Web page and app entries

· · · ·

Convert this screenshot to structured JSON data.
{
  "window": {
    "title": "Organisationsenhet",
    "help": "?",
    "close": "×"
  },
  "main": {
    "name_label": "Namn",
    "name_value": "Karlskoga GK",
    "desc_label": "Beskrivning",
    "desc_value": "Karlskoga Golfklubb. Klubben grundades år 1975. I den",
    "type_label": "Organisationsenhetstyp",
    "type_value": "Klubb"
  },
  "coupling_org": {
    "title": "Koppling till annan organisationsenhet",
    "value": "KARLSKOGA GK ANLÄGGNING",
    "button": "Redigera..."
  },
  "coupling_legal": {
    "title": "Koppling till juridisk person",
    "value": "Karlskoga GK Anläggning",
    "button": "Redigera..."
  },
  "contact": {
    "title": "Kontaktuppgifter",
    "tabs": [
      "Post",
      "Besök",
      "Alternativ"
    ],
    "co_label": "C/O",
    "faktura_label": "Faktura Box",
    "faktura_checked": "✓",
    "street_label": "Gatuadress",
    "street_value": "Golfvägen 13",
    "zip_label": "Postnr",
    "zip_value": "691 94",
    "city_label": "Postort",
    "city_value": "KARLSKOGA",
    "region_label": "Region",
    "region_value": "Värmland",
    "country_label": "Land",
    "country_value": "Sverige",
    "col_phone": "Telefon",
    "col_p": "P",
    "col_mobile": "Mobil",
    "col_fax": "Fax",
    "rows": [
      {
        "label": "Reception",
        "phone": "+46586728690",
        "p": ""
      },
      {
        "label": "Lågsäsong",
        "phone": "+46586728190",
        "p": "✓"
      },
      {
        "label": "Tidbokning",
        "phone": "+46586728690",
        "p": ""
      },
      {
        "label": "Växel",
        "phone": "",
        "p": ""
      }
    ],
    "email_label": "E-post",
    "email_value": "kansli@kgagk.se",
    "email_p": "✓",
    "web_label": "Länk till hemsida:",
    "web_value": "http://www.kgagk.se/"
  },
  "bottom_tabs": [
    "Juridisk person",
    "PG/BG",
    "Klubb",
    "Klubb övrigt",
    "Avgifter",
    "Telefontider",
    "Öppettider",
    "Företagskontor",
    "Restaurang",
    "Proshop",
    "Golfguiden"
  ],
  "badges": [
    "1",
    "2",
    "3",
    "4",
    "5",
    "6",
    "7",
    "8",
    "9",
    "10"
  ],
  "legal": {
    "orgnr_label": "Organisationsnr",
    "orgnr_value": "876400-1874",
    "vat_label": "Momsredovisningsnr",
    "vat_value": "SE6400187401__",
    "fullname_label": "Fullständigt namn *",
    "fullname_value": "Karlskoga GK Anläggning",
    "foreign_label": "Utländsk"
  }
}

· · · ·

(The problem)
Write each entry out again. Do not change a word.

(Expected output)
Convert this screenshot to structured JSON data.
{
  "window": {
    "title": "Organisationsenhet",
    "help": "?",
    "close": "×"
  },
  "main": {
    "name_label": "Namn",
    "name_value": "Karlskoga GK",
    "desc_label": "Beskrivning",
    "desc_value": "Karlskoga Golfklubb. Klubben grundades år 1975. I den",
    "type_label": "Organisationsenhetstyp",
    "type_value": "Klubb"
  },
  "coupling_org": {
    "title": "Koppling till annan organisationsenhet",
    "value": "KARLSKOGA GK ANLÄGGNING",
    "button": "Redigera..."
  },
  "coupling_legal": {
    "title": "Koppling till juridisk person",
    "value": "Karlskoga GK Anläggning",
    "button": "Redigera..."
  },
  "contact": {
    "title": "Kontaktuppgifter",
    "tabs": [
      "Post",
      "Besök",
      "Alternativ"
    ],
    "co_label": "C/O",
    "faktura_label": "Faktura Box",
    "faktura_checked": "✓",
    "street_label": "Gatuadress",
    "street_value": "Golfvägen 13",
    "zip_label": "Postnr",
    "zip_value": "691 94",
    "city_label": "Postort",
    "city_value": "KARLSKOGA",
    "region_label": "Region",
    "region_value": "Värmland",
    "country_label": "Land",
    "country_value": "Sverige",
    "col_phone": "Telefon",
    "col_p": "P",
    "col_mobile": "Mobil",
    "col_fax": "Fax",
    "rows": [
      {
        "label": "Reception",
        "phone": "+46586728690",
        "p": ""
      },
      {
        "label": "Lågsäsong",
        "phone": "+46586728190",
        "p": "✓"
      },
      {
        "label": "Tidbokning",
        "phone": "+46586728690",
        "p": ""
      },
      {
        "label": "Växel",
        "phone": "",
        "p": ""
      }
    ],
    "email_label": "E-post",
    "email_value": "kansli@kgagk.se",
    "email_p": "✓",
    "web_label": "Länk till hemsida:",
    "web_value": "http://www.kgagk.se/"
  },
  "bottom_tabs": [
    "Juridisk person",
    "PG/BG",
    "Klubb",
    "Klubb övrigt",
    "Avgifter",
    "Telefontider",
    "Öppettider",
    "Företagskontor",
    "Restaurang",
    "Proshop",
    "Golfguiden"
  ],
  "badges": [
    "1",
    "2",
    "3",
    "4",
    "5",
    "6",
    "7",
    "8",
    "9",
    "10"
  ],
  "legal": {
    "orgnr_label": "Organisationsnr",
    "orgnr_value": "876400-1874",
    "vat_label": "Momsredovisningsnr",
    "vat_value": "SE6400187401__",
    "fullname_label": "Fullständigt namn *",
    "fullname_value": "Karlskoga GK Anläggning",
    "foreign_label": "Utländsk"
  }
}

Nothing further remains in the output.